§ What you have to do:
Scanning the entries below, copy every line that contains the word "Insert".

(Element data from apps and pages)
******************************
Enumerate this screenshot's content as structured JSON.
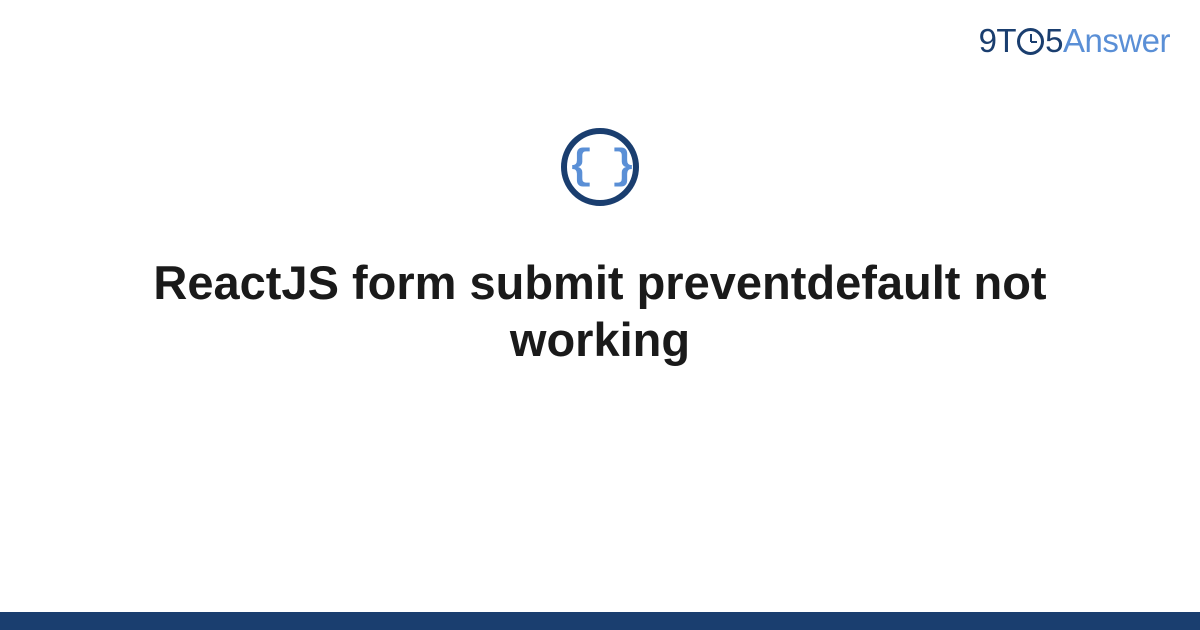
{
  "logo": {
    "part1": "9T",
    "part2": "5",
    "part3": "Answer"
  },
  "icon": {
    "braces": "{ }"
  },
  "title": "ReactJS form submit preventdefault not working",
  "colors": {
    "dark_blue": "#1a3e6f",
    "light_blue": "#5a8fd6"
  }
}
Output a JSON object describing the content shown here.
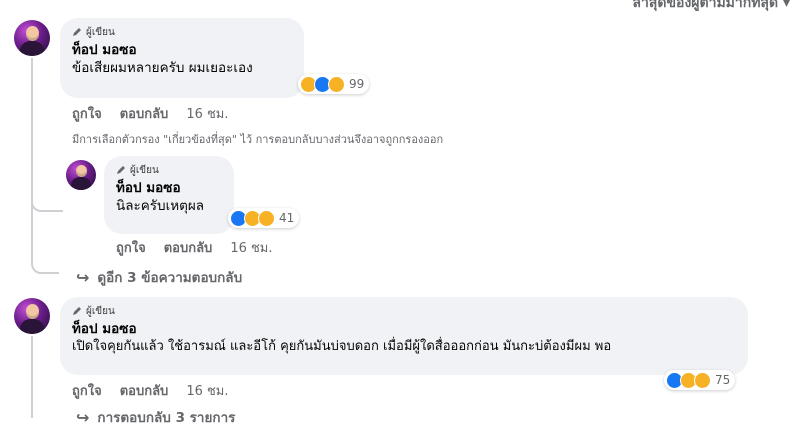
{
  "sort": {
    "label": "ล่าสุดของผู้ตามมากที่สุด ▾"
  },
  "author_badge": "ผู้เขียน",
  "comments": [
    {
      "name": "ท็อป มอซอ",
      "text": "ข้อเสียผมหลายครับ ผมเยอะเอง",
      "reactions_count": "99",
      "like": "ถูกใจ",
      "reply": "ตอบกลับ",
      "time": "16 ชม."
    },
    {
      "name": "ท็อป มอซอ",
      "text": "นิละครับเหตุผล",
      "reactions_count": "41",
      "like": "ถูกใจ",
      "reply": "ตอบกลับ",
      "time": "16 ชม."
    },
    {
      "name": "ท็อป มอซอ",
      "text": "เปิดใจคุยกันแล้ว ใช้อารมณ์ และอีโก้ คุยกันมันบ่จบดอก เมื่อมีผู้ใดสื่อออกก่อน มันกะบ่ต้องมีผม พอ",
      "reactions_count": "75",
      "like": "ถูกใจ",
      "reply": "ตอบกลับ",
      "time": "16 ชม."
    }
  ],
  "filter_note": "มีการเลือกตัวกรอง \"เกี่ยวข้องที่สุด\" ไว้ การตอบกลับบางส่วนจึงอาจถูกกรองออก",
  "view_more": "ดูอีก 3 ข้อความตอบกลับ",
  "view_replies": "การตอบกลับ 3 รายการ"
}
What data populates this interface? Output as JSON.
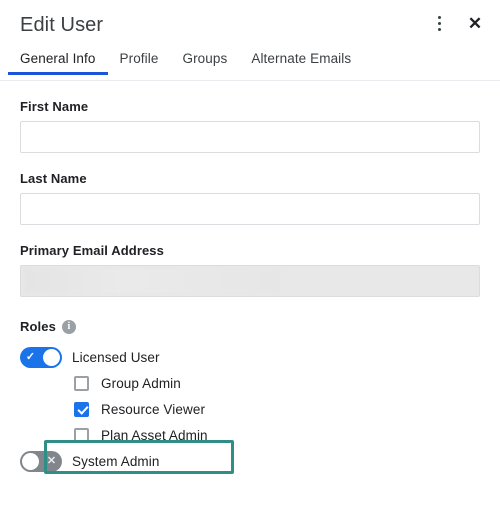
{
  "header": {
    "title": "Edit User",
    "menu_icon": "kebab-menu-icon",
    "close_icon": "close-icon"
  },
  "tabs": [
    {
      "label": "General Info",
      "active": true
    },
    {
      "label": "Profile",
      "active": false
    },
    {
      "label": "Groups",
      "active": false
    },
    {
      "label": "Alternate Emails",
      "active": false
    }
  ],
  "form": {
    "first_name": {
      "label": "First Name",
      "value": "",
      "placeholder": ""
    },
    "last_name": {
      "label": "Last Name",
      "value": "",
      "placeholder": ""
    },
    "primary_email": {
      "label": "Primary Email Address",
      "value": "",
      "placeholder": "",
      "disabled": true
    }
  },
  "roles": {
    "title": "Roles",
    "info_icon": "info-icon",
    "items": [
      {
        "label": "Licensed User",
        "control": "toggle",
        "state": "on"
      },
      {
        "label": "Group Admin",
        "control": "checkbox",
        "state": "unchecked"
      },
      {
        "label": "Resource Viewer",
        "control": "checkbox",
        "state": "checked"
      },
      {
        "label": "Plan Asset Admin",
        "control": "checkbox",
        "state": "unchecked",
        "highlighted": true
      },
      {
        "label": "System Admin",
        "control": "toggle",
        "state": "off"
      }
    ]
  },
  "glyphs": {
    "close": "✕",
    "info": "i",
    "toggle_on_mark": "✓",
    "toggle_off_mark": "✕"
  },
  "colors": {
    "accent_blue": "#1a73e8",
    "tab_underline": "#1a57d6",
    "highlight_teal": "#2f8f86",
    "toggle_off_gray": "#80868b",
    "disabled_field": "#e8e8e8"
  }
}
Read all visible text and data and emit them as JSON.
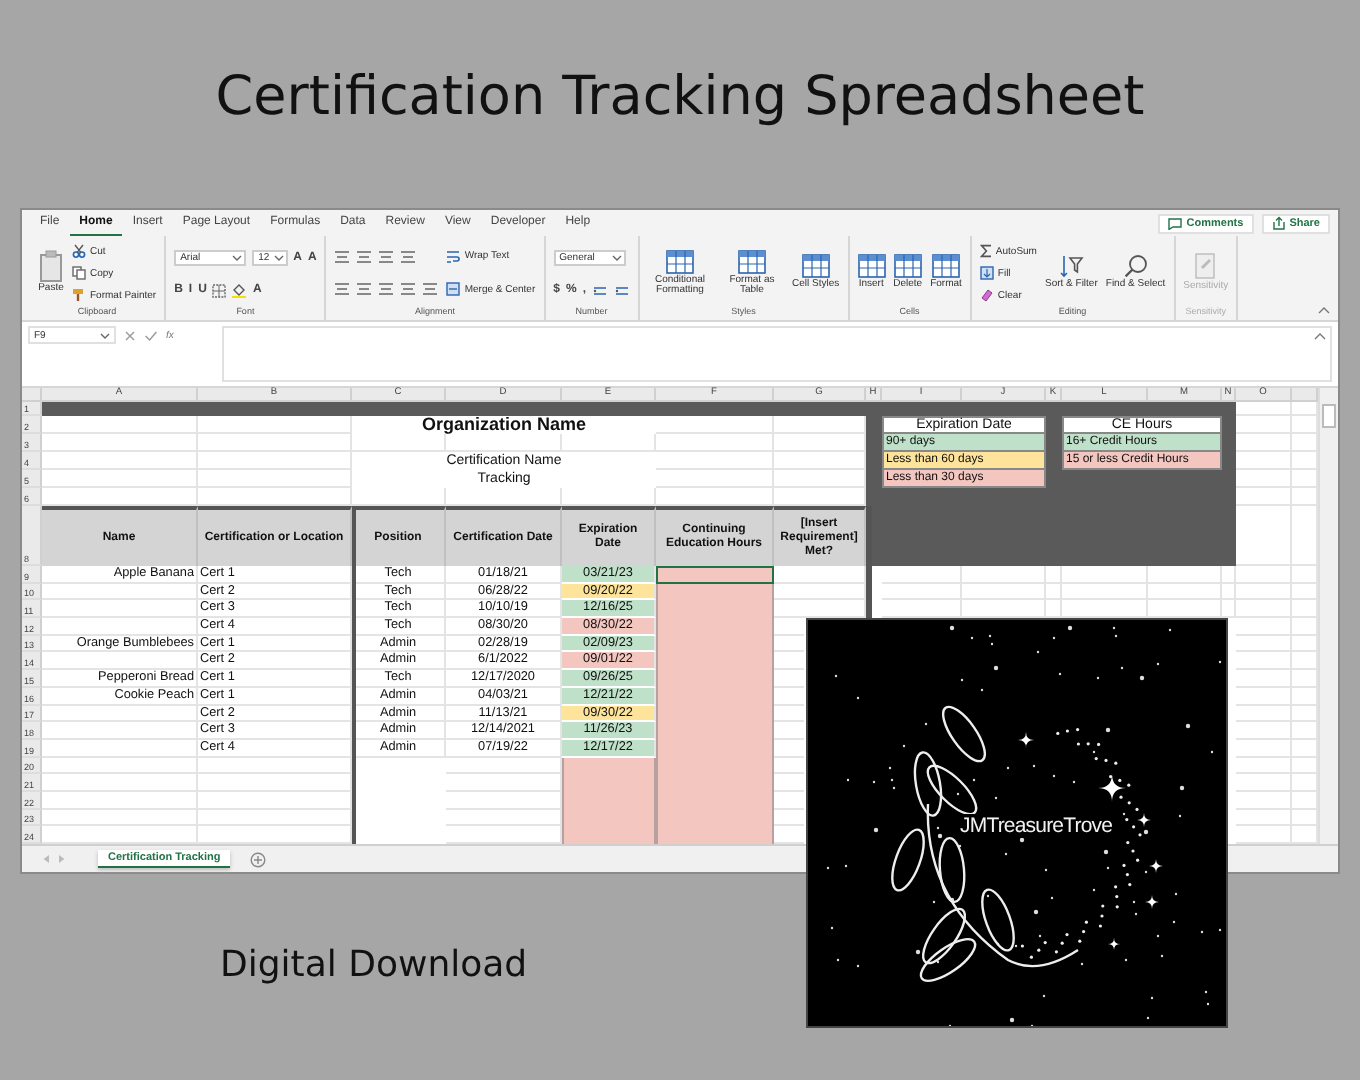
{
  "title": "Certification Tracking Spreadsheet",
  "menu_tabs": [
    {
      "label": "File",
      "selected": false
    },
    {
      "label": "Home",
      "selected": true
    },
    {
      "label": "Insert",
      "selected": false
    },
    {
      "label": "Page Layout",
      "selected": false
    },
    {
      "label": "Formulas",
      "selected": false
    },
    {
      "label": "Data",
      "selected": false
    },
    {
      "label": "Review",
      "selected": false
    },
    {
      "label": "View",
      "selected": false
    },
    {
      "label": "Developer",
      "selected": false
    },
    {
      "label": "Help",
      "selected": false
    }
  ],
  "share_buttons": [
    "Comments",
    "Share"
  ],
  "ribbon": [
    {
      "label": "Clipboard",
      "disabled": false,
      "stacks": [
        [
          [
            {
              "kind": "big",
              "label": "Paste"
            }
          ]
        ],
        [
          [
            {
              "kind": "small",
              "label": "Cut"
            }
          ],
          [
            {
              "kind": "small",
              "label": "Copy"
            }
          ],
          [
            {
              "kind": "small",
              "label": "Format Painter"
            }
          ]
        ]
      ]
    },
    {
      "label": "Font",
      "disabled": false,
      "stacks": [
        [
          [
            {
              "kind": "field",
              "value": "Arial"
            },
            {
              "kind": "field",
              "value": "12"
            },
            {
              "kind": "glyph",
              "label": "A"
            },
            {
              "kind": "glyph",
              "label": "A"
            }
          ],
          [
            {
              "kind": "glyph",
              "label": "B"
            },
            {
              "kind": "glyph",
              "label": "I"
            },
            {
              "kind": "glyph",
              "label": "U"
            },
            {
              "kind": "icon"
            },
            {
              "kind": "icon"
            },
            {
              "kind": "glyph",
              "label": "A"
            }
          ]
        ]
      ]
    },
    {
      "label": "Alignment",
      "disabled": false,
      "stacks": [
        [
          [
            {
              "kind": "icon"
            },
            {
              "kind": "icon"
            },
            {
              "kind": "icon"
            },
            {
              "kind": "icon"
            }
          ],
          [
            {
              "kind": "icon"
            },
            {
              "kind": "icon"
            },
            {
              "kind": "icon"
            },
            {
              "kind": "icon"
            },
            {
              "kind": "icon"
            }
          ]
        ],
        [
          [
            {
              "kind": "small",
              "label": "Wrap Text"
            }
          ],
          [
            {
              "kind": "small",
              "label": "Merge & Center"
            }
          ]
        ]
      ]
    },
    {
      "label": "Number",
      "disabled": false,
      "stacks": [
        [
          [
            {
              "kind": "field",
              "value": "General"
            }
          ],
          [
            {
              "kind": "glyph",
              "label": "$"
            },
            {
              "kind": "glyph",
              "label": "%"
            },
            {
              "kind": "glyph",
              "label": ","
            },
            {
              "kind": "icon"
            },
            {
              "kind": "icon"
            }
          ]
        ]
      ]
    },
    {
      "label": "Styles",
      "disabled": false,
      "stacks": [
        [
          [
            {
              "kind": "big",
              "label": "Conditional Formatting"
            }
          ]
        ],
        [
          [
            {
              "kind": "big",
              "label": "Format as Table"
            }
          ]
        ],
        [
          [
            {
              "kind": "big",
              "label": "Cell Styles"
            }
          ]
        ]
      ]
    },
    {
      "label": "Cells",
      "disabled": false,
      "stacks": [
        [
          [
            {
              "kind": "big",
              "label": "Insert"
            }
          ]
        ],
        [
          [
            {
              "kind": "big",
              "label": "Delete"
            }
          ]
        ],
        [
          [
            {
              "kind": "big",
              "label": "Format"
            }
          ]
        ]
      ]
    },
    {
      "label": "Editing",
      "disabled": false,
      "stacks": [
        [
          [
            {
              "kind": "small",
              "label": "AutoSum"
            }
          ],
          [
            {
              "kind": "small",
              "label": "Fill"
            }
          ],
          [
            {
              "kind": "small",
              "label": "Clear"
            }
          ]
        ],
        [
          [
            {
              "kind": "big",
              "label": "Sort & Filter"
            }
          ]
        ],
        [
          [
            {
              "kind": "big",
              "label": "Find & Select"
            }
          ]
        ]
      ]
    },
    {
      "label": "Sensitivity",
      "disabled": true,
      "stacks": [
        [
          [
            {
              "kind": "big",
              "label": "Sensitivity"
            }
          ]
        ]
      ]
    }
  ],
  "formula_bar": {
    "name_box": "F9",
    "function_label": "fx"
  },
  "column_headers": [
    "A",
    "B",
    "C",
    "D",
    "E",
    "F",
    "G",
    "H",
    "I",
    "J",
    "K",
    "L",
    "M",
    "N",
    "O"
  ],
  "row_numbers": [
    "1",
    "2",
    "3",
    "4",
    "5",
    "6",
    "8",
    "9",
    "10",
    "11",
    "12",
    "13",
    "14",
    "15",
    "16",
    "17",
    "18",
    "19",
    "20",
    "21",
    "22",
    "23",
    "24"
  ],
  "sheet": {
    "org_name": "Organization Name",
    "subtitle_lines": [
      "Certification Name",
      "Tracking"
    ],
    "headers": [
      "Name",
      "Certification or Location",
      "Position",
      "Certification Date",
      "Expiration Date",
      "Continuing Education Hours",
      "[Insert Requirement] Met?"
    ],
    "rows": [
      {
        "name": "Apple Banana",
        "cert": "Cert 1",
        "position": "Tech",
        "cert_date": "01/18/21",
        "exp_date": "03/21/23",
        "color": "#bfe1c9"
      },
      {
        "cert": "Cert 2",
        "position": "Tech",
        "cert_date": "06/28/22",
        "exp_date": "09/20/22",
        "color": "#fde49a"
      },
      {
        "cert": "Cert 3",
        "position": "Tech",
        "cert_date": "10/10/19",
        "exp_date": "12/16/25",
        "color": "#bfe1c9"
      },
      {
        "cert": "Cert 4",
        "position": "Tech",
        "cert_date": "08/30/20",
        "exp_date": "08/30/22",
        "color": "#f4c6c0"
      },
      {
        "name": "Orange Bumblebees",
        "cert": "Cert 1",
        "position": "Admin",
        "cert_date": "02/28/19",
        "exp_date": "02/09/23",
        "color": "#bfe1c9"
      },
      {
        "cert": "Cert 2",
        "position": "Admin",
        "cert_date": "6/1/2022",
        "exp_date": "09/01/22",
        "color": "#f4c6c0"
      },
      {
        "name": "Pepperoni Bread",
        "cert": "Cert 1",
        "position": "Tech",
        "cert_date": "12/17/2020",
        "exp_date": "09/26/25",
        "color": "#bfe1c9"
      },
      {
        "name": "Cookie Peach",
        "cert": "Cert 1",
        "position": "Admin",
        "cert_date": "04/03/21",
        "exp_date": "12/21/22",
        "color": "#bfe1c9"
      },
      {
        "cert": "Cert 2",
        "position": "Admin",
        "cert_date": "11/13/21",
        "exp_date": "09/30/22",
        "color": "#fde49a"
      },
      {
        "cert": "Cert 3",
        "position": "Admin",
        "cert_date": "12/14/2021",
        "exp_date": "11/26/23",
        "color": "#bfe1c9"
      },
      {
        "cert": "Cert 4",
        "position": "Admin",
        "cert_date": "07/19/22",
        "exp_date": "12/17/22",
        "color": "#bfe1c9"
      }
    ]
  },
  "legends": [
    {
      "title": "Expiration Date",
      "items": [
        {
          "label": "90+ days",
          "color": "#bfe1c9"
        },
        {
          "label": "Less than 60 days",
          "color": "#fde49a"
        },
        {
          "label": "Less than 30 days",
          "color": "#f4c6c0"
        }
      ]
    },
    {
      "title": "CE Hours",
      "items": [
        {
          "label": "16+ Credit Hours",
          "color": "#bfe1c9"
        },
        {
          "label": "15 or less Credit Hours",
          "color": "#f4c6c0"
        }
      ]
    }
  ],
  "sheet_tabs": [
    {
      "label": "Certification Tracking",
      "selected": true
    }
  ],
  "logo": {
    "text": "JMTreasureTrove"
  },
  "footer": "Digital Download"
}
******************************
§ Result:
      "label": "Insert",
              "label": "Insert"
      "[Insert Requirement] Met?"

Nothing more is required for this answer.